Full Story | Comments | Categories: Alcides Escobar | Braden Looper | Claudio Vargas | Corey Hart | Corey Patterson | Craig Counsell | Dave Bush | David Weathers | Felipe Lopez | Frank Catalanotto | J.J. Hardy | Jason Kendall | Jody Gerut | Mat Gamel | Mike Cameron | Milwaukee Brewers | Prince Fielder | Rickie Weeks | Seth McClung | Todd Coffey | Trevor Hoffman
Jason Kendall, Craig Counsell, Mike Cameron and Braden Looper all cleared waivers yesterday, according to Jon Paul Morosi of FOX Sports. Now, the Brewers can trade those players to any team. Interested clubs will want to complete deals by Monday because players acquired after August 31st aren't eligible to play in the postseason.
Kendall, Cameron and Counsell all hit free agency after the season, while Looper has a $6MM mutual option for next year. According to the latest rankings, Kendall, Cameron and Looper project as Type B free agents and Counsell will likely be unranked. The Brewers could receive draft picks in compensation for departing free agents, but they'd have to be willing to offer arbitration to receive the picks.
The Brewers placed Trevor Hoffman on waivers and he was claimed, but they don't appear likely to trade him.
Ken Rosenthal of FOX Sports hears from one GM who believes Billy Wagner's best financial move may be to accept arbitration after the season. The Red Sox have the right to offer Wagner arbitration, but they'd have to offer over $8MM, so they could choose not to. Here are the rest of Rosenthal's rumors:
- Jeff Niemann and Jason Hammel have performed well for their respective clubs, so the Rays' decision to trade Hammel worked out for everyone.
- A number of teams are sure to claim LaTroy Hawkins by noon CST today, when his waivers expire, but it's likely the Astros will pull him back. Rosenthal hears that Hawkins is open to returning to the Astros after the season.
- Rangers GM Jon Daniels estimates that three quarters of MLB players hit waivers in August, so don't fret about this news if you're a Brewers fan, but Trevor Hoffman, Mike Cameron, Craig Counsell, Jason Kendall, Braden Looper and Felipe Lopez have all been placed on waivers, according to Rosenthal's source.

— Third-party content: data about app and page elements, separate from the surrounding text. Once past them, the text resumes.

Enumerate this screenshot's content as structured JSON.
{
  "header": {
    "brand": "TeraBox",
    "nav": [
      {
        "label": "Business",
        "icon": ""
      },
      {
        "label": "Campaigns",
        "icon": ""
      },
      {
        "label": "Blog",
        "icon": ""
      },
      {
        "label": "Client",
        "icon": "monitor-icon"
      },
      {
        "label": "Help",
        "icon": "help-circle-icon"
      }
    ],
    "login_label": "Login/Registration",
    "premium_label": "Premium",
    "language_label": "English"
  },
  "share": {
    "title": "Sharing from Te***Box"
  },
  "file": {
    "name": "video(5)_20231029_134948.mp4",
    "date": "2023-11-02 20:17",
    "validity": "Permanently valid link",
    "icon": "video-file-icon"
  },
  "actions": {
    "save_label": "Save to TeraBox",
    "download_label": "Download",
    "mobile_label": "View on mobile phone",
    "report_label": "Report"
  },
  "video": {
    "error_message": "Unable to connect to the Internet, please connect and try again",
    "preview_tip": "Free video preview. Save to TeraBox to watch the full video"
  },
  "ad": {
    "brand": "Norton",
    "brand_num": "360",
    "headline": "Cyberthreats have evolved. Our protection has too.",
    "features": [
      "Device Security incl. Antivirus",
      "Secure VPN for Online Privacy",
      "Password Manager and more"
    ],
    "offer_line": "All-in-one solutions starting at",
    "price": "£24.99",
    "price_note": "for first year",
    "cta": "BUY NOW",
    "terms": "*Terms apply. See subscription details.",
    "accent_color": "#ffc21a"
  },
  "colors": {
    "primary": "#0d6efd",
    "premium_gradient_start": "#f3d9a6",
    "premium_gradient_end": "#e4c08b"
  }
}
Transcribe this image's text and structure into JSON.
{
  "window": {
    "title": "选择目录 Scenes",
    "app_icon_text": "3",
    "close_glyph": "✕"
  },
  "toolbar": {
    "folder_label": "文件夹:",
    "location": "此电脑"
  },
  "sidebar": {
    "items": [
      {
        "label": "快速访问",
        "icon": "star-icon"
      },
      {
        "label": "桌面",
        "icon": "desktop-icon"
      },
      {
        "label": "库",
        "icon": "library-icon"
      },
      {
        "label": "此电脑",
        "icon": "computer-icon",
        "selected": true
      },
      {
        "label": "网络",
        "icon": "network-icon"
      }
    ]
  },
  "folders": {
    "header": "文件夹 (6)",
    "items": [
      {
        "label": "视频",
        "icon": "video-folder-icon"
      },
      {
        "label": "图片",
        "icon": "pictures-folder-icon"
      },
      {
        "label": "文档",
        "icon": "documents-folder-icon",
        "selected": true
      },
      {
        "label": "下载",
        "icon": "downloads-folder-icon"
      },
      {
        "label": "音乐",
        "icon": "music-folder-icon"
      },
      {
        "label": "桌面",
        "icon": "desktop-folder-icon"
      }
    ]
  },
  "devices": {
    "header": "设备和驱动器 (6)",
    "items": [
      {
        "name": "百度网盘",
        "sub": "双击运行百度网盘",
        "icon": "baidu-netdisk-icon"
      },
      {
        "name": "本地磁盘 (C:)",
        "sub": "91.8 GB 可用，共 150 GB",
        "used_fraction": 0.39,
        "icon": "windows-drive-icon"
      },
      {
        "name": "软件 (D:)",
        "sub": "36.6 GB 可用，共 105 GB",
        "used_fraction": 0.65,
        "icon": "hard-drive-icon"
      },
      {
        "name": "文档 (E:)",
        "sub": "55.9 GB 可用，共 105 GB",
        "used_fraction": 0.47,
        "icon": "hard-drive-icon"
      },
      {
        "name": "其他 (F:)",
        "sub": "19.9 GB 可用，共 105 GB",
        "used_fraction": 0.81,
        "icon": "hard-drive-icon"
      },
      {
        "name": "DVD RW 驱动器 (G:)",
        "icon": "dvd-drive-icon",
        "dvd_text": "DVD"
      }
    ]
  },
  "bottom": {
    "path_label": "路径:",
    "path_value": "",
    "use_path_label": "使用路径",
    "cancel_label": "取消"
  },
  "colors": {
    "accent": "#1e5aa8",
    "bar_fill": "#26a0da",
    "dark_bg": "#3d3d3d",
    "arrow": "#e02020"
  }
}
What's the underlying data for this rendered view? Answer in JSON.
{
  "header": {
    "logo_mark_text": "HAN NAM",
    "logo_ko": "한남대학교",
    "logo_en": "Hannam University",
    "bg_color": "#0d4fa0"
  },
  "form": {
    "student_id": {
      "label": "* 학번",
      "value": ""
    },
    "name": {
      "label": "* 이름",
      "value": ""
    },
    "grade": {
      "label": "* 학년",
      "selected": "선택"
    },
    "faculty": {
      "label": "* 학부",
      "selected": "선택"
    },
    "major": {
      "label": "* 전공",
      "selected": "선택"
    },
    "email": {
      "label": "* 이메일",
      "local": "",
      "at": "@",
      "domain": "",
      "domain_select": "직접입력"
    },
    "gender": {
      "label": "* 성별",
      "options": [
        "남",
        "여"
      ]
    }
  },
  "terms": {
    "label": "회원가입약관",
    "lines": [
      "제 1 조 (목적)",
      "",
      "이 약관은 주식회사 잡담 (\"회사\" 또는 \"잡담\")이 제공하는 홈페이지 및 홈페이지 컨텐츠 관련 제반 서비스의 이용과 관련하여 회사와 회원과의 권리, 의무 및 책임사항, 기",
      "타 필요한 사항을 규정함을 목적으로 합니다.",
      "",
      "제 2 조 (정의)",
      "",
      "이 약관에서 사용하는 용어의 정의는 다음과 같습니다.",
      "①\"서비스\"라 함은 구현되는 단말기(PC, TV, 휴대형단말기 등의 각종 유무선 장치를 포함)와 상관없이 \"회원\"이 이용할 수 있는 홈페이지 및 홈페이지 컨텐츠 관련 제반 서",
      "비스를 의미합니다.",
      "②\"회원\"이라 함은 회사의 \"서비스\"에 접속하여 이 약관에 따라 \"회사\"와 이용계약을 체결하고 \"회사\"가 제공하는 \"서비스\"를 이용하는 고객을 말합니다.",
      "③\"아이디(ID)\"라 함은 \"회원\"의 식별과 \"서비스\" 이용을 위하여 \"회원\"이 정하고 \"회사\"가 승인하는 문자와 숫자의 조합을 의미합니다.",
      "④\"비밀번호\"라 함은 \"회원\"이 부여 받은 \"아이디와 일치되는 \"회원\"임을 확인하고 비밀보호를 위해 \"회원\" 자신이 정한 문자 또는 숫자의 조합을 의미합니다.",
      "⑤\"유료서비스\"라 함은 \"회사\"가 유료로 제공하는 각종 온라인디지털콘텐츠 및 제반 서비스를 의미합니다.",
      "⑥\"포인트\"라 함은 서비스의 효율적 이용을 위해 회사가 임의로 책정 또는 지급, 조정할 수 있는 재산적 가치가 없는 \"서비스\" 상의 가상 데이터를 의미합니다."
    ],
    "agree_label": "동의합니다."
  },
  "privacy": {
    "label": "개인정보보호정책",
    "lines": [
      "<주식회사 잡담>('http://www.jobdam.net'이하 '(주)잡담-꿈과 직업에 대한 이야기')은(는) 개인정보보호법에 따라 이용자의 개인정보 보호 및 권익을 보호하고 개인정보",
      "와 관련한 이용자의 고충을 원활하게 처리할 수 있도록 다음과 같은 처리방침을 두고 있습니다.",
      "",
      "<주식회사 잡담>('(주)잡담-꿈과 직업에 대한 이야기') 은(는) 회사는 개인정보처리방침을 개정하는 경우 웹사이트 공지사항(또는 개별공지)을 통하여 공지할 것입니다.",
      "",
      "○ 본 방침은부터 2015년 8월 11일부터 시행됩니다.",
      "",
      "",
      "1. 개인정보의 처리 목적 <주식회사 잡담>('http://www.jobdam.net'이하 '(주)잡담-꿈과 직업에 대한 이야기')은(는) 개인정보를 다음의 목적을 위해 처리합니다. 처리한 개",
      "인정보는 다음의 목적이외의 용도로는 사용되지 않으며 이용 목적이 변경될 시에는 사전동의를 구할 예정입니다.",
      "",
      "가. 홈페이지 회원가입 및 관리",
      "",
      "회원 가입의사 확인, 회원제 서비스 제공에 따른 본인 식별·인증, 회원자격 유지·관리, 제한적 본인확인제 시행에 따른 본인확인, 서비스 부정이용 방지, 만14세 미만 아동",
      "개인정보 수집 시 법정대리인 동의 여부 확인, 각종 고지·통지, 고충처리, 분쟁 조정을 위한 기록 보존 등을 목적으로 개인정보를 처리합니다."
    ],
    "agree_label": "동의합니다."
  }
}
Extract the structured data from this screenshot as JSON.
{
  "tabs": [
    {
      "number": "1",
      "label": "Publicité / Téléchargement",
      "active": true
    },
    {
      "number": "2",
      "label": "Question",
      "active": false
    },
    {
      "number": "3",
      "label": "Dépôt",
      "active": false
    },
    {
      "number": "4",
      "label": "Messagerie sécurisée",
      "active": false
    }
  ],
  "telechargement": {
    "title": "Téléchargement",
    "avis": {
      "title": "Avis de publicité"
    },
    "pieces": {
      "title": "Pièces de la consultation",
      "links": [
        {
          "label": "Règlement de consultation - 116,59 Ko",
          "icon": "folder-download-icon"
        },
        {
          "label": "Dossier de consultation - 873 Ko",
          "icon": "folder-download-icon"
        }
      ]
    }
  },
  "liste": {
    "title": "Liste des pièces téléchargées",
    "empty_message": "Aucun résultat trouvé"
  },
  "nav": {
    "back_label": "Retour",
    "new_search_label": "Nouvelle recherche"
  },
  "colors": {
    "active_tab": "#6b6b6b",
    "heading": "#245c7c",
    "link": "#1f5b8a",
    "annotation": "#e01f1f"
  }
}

The Brewers say they don't intend on becoming sellers.